Chapter 102 Erosion and Sediment Pollution Control

The Chapter 102 regulations (also known as erosion and sediment control regulations, or E&S regulations for short) are regulations aimed at preventing “muddy water” from entering wells, sinkholes, streams, waterways, and any other “clean” water found in the state. It is against these regulations to conduct earth-moving activities of any kind that cause erosion of soils that leads to sediment-laden water (“muddy water”) leaving the site and traveling onto someone else’s property, or into streams, ditches, waterways, wetlands, sinkholes, or private/ public wells. As a general way of thinking, if you are involved in activities that cause muddy water to leave your site, you may be in violation of the Chapter 102 regulations. E&S regulations require that any sediment-laden water (“dirty” water) be treated to remove sediment prior to this water leaving your site. Treating usually occurs by filtering water through a number of measures that allows sediment to “settle out”. Silt fence, straw bale barriers, rock filters, and settling ponds are common examples of how sediment is removed.

This point needs to be made: the easiest, cheapest, and most environmentally sound way to deal with erosion is to prevent it from happening (or limiting the potential for erosion). This can be done in any number of ways, such as: clear the site in stages, only clearing the areas where work will be done immediately; re-seeding and mulching all disturbed areas immediately after grading is complete; retain as much vegetation (grass and tree cover) on site as possible. The District can provide you with an Erosion and Sedimentation Guide for smaller projects if you or someone you know would be interested.

As written under Chapter 102, if you are planning any size construction activity in PA, Chapter 102 and the PA Clean Streams Law require that steps be taken to prevent erosion and/ or treat sediment-laden water in the construction areas prior to the start of construction. Sites adjacent to a watercourse or wetlands, or associated with steep slopes, are particularly sensitive. If erosion occurs on site and dirty water enters another property, a waterway of any size, or a wetland, the Department or the Conservation District may request to see a written E&S plan, or may require that a plan and/ or specific measures be installed. An E&S plan is a written depiction of what steps are to be taken to prevent erosion and treat any “dirty” water before discharging this water off-site.

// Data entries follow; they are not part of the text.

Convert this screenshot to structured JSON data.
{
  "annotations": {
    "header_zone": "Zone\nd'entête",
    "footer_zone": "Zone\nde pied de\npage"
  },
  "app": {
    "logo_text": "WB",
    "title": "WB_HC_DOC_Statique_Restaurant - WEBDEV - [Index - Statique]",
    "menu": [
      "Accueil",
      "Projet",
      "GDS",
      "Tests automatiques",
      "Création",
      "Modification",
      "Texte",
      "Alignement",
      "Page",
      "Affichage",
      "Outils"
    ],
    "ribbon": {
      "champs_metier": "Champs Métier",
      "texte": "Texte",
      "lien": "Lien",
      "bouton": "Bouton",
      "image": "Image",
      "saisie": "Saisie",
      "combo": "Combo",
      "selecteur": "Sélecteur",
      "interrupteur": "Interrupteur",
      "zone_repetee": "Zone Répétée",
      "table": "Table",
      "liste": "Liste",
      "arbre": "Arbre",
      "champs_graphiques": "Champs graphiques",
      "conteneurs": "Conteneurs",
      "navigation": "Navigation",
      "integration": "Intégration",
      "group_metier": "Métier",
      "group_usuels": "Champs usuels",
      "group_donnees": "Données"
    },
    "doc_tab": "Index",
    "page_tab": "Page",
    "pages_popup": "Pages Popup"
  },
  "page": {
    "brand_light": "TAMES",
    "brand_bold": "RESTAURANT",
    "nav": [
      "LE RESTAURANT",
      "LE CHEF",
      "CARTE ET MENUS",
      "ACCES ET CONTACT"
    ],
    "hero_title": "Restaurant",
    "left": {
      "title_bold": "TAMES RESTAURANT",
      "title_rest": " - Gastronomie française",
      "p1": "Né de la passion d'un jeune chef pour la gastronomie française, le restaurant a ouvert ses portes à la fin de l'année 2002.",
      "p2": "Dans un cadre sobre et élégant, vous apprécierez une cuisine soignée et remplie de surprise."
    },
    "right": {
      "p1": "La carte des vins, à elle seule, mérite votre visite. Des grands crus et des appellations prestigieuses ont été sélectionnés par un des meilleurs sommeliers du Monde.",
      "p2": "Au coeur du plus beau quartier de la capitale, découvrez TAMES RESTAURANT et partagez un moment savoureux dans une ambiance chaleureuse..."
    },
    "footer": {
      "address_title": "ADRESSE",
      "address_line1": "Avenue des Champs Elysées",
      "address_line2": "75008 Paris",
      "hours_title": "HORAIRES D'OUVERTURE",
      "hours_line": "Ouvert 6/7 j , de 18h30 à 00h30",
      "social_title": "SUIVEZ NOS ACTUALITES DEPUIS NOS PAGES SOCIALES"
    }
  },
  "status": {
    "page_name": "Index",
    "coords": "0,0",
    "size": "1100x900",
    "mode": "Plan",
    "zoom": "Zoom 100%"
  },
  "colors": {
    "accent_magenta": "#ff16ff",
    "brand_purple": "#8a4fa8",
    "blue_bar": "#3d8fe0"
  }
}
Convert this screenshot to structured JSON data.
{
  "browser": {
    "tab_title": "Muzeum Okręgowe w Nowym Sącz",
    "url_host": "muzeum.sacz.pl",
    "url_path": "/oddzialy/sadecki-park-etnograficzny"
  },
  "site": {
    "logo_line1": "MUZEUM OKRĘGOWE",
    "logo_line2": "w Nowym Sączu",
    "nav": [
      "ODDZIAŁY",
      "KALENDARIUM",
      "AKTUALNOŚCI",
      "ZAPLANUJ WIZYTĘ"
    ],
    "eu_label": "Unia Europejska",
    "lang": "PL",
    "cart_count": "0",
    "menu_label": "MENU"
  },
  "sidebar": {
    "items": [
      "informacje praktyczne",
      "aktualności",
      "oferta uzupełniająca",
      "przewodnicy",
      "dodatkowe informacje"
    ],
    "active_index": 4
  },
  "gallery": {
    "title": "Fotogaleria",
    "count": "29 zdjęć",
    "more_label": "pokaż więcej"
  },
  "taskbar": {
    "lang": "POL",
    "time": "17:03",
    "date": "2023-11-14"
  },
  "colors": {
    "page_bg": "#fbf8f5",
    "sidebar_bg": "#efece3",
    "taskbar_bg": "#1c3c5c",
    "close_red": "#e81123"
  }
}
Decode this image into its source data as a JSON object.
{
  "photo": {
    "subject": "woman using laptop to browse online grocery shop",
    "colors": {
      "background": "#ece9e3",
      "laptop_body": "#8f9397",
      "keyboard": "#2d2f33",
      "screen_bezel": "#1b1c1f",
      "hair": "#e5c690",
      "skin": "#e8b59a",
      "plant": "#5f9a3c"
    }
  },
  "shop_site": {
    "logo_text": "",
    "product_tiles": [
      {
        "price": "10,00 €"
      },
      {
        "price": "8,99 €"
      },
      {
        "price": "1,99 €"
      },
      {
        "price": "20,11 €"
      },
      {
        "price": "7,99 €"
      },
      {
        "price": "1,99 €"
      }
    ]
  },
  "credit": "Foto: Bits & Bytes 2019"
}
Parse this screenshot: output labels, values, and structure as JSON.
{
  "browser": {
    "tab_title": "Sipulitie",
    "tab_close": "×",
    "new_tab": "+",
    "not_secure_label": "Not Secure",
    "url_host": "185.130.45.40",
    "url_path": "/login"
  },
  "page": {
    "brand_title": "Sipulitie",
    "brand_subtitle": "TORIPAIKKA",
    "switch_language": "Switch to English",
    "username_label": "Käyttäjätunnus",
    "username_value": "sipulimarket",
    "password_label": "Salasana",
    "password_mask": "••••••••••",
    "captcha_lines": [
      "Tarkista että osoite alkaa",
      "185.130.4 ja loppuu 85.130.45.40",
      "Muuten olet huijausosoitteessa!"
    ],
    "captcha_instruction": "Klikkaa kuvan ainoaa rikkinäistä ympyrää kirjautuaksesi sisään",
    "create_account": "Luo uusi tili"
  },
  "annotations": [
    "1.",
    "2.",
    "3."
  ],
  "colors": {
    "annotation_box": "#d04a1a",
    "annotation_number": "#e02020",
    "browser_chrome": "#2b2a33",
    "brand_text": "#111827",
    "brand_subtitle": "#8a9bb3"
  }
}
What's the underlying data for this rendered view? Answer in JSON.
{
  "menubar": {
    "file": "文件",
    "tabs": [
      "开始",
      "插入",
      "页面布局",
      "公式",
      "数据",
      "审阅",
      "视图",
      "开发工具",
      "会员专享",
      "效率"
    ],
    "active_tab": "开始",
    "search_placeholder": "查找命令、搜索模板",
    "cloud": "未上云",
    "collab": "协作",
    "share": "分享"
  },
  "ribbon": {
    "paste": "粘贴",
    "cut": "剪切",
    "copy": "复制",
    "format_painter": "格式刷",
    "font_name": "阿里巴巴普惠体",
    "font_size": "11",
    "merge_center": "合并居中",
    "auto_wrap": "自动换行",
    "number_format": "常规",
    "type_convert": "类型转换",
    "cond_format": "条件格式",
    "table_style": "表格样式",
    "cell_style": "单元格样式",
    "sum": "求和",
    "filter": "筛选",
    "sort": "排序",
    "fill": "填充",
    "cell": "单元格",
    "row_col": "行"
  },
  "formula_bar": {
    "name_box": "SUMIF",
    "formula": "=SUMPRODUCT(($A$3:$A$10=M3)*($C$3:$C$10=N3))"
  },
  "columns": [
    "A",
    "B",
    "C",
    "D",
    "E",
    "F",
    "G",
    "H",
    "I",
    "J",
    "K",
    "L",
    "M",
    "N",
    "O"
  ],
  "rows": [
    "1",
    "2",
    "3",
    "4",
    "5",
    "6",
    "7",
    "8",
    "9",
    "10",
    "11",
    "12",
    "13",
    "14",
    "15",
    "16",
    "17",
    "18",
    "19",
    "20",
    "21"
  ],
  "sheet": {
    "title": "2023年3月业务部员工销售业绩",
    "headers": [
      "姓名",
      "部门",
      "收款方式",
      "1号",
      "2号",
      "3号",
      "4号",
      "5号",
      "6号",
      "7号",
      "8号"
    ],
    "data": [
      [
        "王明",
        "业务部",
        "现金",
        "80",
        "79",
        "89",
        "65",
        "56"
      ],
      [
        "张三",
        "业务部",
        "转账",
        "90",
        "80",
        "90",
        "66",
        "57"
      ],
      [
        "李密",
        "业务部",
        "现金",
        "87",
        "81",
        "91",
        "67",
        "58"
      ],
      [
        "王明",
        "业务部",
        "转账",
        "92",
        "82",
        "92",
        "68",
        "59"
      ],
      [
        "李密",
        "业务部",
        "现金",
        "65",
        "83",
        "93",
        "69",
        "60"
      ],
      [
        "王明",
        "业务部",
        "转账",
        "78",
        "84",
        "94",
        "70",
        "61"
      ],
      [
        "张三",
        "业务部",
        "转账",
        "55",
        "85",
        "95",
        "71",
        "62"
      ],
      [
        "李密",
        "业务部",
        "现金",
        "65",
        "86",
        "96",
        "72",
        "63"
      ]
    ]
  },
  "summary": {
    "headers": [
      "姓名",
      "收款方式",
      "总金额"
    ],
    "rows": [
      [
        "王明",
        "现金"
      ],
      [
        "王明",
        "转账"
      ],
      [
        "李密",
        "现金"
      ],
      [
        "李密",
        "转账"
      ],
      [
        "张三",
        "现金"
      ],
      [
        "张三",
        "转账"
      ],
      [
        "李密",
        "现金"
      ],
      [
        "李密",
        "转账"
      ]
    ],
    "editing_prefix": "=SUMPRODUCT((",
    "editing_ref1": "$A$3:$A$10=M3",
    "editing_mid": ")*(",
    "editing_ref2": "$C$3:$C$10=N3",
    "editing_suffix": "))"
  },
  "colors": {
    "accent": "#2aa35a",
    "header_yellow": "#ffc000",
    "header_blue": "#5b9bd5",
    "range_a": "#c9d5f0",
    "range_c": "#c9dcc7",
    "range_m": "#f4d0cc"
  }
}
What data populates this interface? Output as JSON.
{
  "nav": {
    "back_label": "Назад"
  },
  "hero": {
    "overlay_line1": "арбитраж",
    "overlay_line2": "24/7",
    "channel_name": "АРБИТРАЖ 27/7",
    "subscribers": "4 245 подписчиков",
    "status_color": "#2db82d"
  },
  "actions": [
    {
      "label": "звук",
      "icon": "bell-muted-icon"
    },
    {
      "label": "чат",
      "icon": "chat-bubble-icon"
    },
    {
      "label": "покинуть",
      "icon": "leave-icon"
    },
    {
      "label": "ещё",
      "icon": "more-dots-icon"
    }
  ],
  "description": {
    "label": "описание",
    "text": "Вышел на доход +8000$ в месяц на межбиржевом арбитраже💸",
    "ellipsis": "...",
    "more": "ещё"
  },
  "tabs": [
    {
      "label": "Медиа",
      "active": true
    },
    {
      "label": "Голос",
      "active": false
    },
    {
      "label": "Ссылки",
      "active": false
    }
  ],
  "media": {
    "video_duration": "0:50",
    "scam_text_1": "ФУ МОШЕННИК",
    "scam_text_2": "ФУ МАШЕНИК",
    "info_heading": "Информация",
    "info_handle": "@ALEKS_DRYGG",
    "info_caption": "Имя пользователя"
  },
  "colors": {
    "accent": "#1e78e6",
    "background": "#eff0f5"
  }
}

If you are planning to disturb more than 5000 square feet (approx. 1/10 ac.) during earth-moving or if your site is located in a special protection (SP) watershed, Chapter 102 requires an E&S plan be developed and implemented on site prior to starting earthmoving activities. Watershed listings can be found at: In such situations you are not required to submit an E&S plan to the District, although we encourage everyone to work closely with the District. We offer free technical assistance/ guidance to any interested party (you are still required to take steps to prevent “muddy water” from leaving your site).

Generally speaking, there are three ways that you would be REQUIRED to submit a written E&S plan for review and approval by the Conservation District prior to starting earthmoving activities. One: you are going to disturb one or more acres over the life of the project and are required to submit for an NPDES permit (see below). Two: a local, state, or federal entity with which you need approval/ permits requires that you provide an approved E&S plan before they will approve/ permit your project/ activity. Three: your activities are determined by either the Department or the Conservation District to have the potential to discharge sediment-laden (dirty) water into a stream, watercourse, wetland, etc.

REMEMBER: under the Clean Streams Law and the Chapter 102 regulations both the landowner and the contractors may be held responsible when sediment-laden water is running or discharged from a construction site.